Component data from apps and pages
*** Block opens ***

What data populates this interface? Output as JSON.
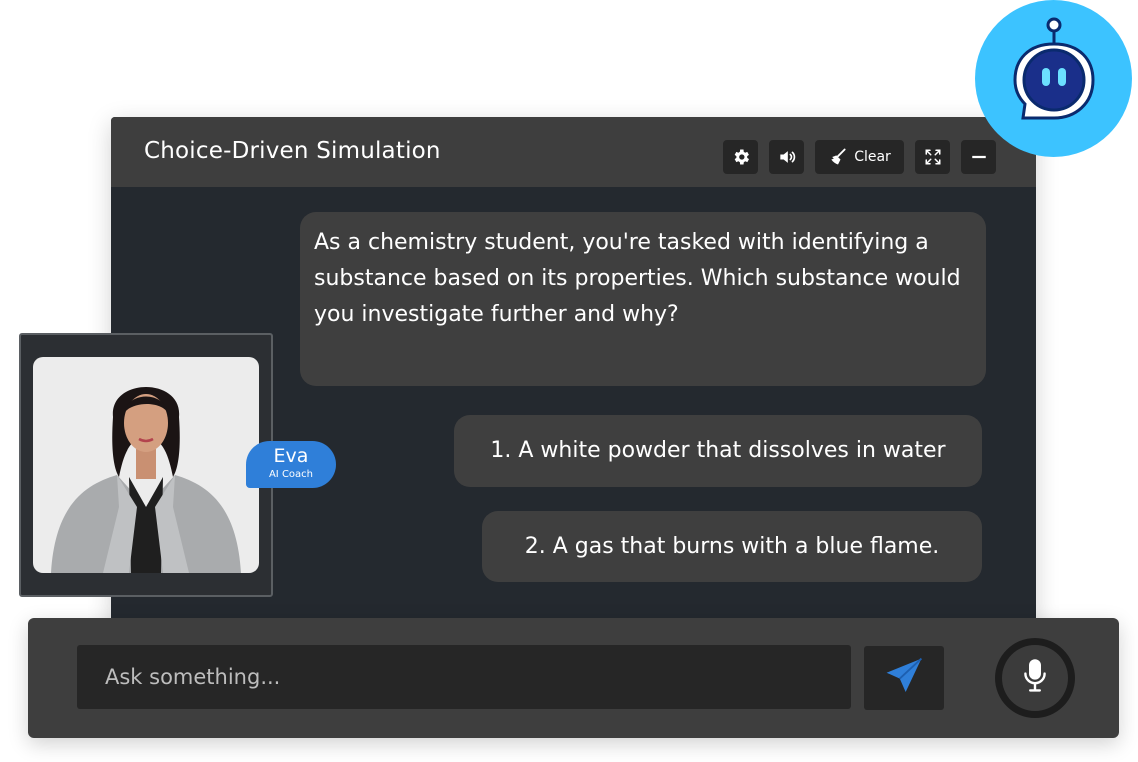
{
  "header": {
    "title": "Choice-Driven Simulation",
    "clear_label": "Clear"
  },
  "chat": {
    "question": "As a chemistry student, you're tasked with identifying a substance based on its properties. Which substance would you investigate further and why?",
    "choices": [
      "1. A white powder that dissolves in water",
      "2. A gas that burns with a blue flame."
    ]
  },
  "coach": {
    "name": "Eva",
    "role": "AI Coach"
  },
  "input": {
    "placeholder": "Ask something..."
  },
  "colors": {
    "accent": "#2f7fd9",
    "bot_bg": "#3cc3ff",
    "window_bg": "#24292f",
    "bubble_bg": "#3f3f3f"
  },
  "icons": [
    "gear-icon",
    "speaker-icon",
    "broom-icon",
    "expand-icon",
    "minimize-icon",
    "send-icon",
    "microphone-icon",
    "robot-icon"
  ]
}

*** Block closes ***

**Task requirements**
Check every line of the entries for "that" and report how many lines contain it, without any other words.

**Exercise solution**
2